## MATERIAL PROVIDED
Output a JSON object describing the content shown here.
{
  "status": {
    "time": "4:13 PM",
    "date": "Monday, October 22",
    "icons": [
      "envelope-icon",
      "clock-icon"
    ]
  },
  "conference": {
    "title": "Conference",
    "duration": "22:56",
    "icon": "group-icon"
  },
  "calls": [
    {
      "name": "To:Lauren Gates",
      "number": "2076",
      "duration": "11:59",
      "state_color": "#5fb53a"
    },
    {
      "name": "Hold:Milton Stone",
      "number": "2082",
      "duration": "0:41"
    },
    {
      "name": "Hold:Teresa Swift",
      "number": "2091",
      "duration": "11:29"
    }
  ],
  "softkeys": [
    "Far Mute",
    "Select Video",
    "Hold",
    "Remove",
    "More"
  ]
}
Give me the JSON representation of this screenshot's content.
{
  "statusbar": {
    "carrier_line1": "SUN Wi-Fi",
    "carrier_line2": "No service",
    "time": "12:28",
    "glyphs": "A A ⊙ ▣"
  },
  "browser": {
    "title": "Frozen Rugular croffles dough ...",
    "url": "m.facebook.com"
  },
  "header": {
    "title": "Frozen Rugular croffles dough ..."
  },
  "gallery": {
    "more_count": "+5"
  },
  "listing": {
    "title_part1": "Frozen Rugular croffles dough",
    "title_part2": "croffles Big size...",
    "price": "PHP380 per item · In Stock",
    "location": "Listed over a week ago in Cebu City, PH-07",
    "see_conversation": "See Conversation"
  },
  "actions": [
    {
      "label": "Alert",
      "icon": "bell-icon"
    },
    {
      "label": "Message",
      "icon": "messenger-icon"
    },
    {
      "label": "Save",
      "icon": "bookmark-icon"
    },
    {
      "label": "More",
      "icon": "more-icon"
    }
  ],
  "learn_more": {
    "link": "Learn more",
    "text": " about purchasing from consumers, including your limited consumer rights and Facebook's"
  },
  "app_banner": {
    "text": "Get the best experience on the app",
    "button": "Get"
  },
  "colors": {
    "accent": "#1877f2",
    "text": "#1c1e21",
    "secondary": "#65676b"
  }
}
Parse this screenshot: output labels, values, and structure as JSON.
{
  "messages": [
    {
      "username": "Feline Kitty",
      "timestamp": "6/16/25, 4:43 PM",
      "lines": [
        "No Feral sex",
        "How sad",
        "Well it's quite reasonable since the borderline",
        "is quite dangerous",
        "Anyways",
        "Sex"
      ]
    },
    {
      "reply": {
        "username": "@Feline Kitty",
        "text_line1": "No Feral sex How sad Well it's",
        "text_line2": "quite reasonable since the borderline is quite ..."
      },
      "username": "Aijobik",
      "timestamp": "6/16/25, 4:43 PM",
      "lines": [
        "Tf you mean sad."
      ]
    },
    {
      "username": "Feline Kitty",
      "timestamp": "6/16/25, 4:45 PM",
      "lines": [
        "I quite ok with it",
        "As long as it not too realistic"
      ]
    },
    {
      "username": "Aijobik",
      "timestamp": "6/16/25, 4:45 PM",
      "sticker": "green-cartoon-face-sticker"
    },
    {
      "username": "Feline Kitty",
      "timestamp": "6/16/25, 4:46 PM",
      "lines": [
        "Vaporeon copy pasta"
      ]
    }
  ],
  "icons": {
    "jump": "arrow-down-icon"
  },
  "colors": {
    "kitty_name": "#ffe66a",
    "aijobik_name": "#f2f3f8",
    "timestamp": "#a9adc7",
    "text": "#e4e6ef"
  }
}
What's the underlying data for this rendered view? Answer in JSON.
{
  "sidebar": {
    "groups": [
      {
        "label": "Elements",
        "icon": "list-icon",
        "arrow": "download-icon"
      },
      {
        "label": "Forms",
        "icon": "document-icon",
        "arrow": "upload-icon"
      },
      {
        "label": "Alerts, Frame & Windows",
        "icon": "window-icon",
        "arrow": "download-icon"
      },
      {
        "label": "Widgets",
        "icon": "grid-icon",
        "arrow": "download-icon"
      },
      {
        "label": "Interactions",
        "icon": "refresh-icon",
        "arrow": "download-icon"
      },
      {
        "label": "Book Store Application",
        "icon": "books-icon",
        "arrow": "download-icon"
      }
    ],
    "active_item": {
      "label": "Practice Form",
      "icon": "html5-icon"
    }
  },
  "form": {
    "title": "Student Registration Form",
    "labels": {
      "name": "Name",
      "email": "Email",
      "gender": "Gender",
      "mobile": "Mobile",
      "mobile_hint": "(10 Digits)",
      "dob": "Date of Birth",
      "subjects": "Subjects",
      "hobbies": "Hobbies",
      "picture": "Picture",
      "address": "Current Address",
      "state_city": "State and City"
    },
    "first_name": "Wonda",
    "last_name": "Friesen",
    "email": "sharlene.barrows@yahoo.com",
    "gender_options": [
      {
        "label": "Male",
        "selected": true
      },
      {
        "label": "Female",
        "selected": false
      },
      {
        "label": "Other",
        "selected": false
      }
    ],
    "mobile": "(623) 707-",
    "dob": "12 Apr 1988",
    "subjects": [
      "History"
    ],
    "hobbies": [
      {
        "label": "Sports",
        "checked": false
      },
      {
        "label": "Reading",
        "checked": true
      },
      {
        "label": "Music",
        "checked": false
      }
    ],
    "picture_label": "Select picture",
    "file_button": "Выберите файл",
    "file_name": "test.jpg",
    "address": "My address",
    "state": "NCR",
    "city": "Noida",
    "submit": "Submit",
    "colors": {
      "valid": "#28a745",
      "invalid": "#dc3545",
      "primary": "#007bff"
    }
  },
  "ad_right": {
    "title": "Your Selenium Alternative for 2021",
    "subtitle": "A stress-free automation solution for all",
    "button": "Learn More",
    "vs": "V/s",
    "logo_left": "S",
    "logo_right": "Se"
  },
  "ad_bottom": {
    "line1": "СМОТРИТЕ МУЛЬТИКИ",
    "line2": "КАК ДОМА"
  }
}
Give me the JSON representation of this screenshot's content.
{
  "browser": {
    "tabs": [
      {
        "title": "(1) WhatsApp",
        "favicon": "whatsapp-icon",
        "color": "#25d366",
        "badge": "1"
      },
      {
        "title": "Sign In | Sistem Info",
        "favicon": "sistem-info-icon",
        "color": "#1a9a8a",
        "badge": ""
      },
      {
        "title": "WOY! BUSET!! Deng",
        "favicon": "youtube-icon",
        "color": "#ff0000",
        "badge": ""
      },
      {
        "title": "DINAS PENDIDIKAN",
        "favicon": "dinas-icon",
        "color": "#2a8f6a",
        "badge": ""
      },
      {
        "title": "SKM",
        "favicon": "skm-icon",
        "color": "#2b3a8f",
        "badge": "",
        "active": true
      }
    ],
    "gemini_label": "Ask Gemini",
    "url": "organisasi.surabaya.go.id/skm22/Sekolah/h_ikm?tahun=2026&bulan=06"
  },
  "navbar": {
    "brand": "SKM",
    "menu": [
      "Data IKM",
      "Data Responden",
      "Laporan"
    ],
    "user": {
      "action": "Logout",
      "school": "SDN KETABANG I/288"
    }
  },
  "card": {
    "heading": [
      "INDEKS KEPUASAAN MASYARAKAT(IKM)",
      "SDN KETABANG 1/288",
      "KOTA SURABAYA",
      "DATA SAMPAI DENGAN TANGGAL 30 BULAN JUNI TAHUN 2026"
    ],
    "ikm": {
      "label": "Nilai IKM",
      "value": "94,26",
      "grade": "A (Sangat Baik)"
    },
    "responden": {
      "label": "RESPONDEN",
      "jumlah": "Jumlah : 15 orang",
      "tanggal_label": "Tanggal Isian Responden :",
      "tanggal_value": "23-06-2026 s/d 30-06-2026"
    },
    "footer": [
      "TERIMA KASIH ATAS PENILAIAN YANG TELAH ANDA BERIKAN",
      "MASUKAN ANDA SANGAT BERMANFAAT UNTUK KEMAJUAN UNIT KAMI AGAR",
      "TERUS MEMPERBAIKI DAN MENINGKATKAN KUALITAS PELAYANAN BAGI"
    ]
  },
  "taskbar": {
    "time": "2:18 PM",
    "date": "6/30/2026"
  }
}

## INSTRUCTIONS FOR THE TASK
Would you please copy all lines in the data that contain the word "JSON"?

## RESULT
Output a JSON object describing the content shown here.
Give me the JSON representation of this screenshot's content.
Parse this screenshot: output labels, values, and structure as JSON.
What's the underlying data for this rendered view? Answer in JSON.
Give me the JSON representation of this screenshot's content.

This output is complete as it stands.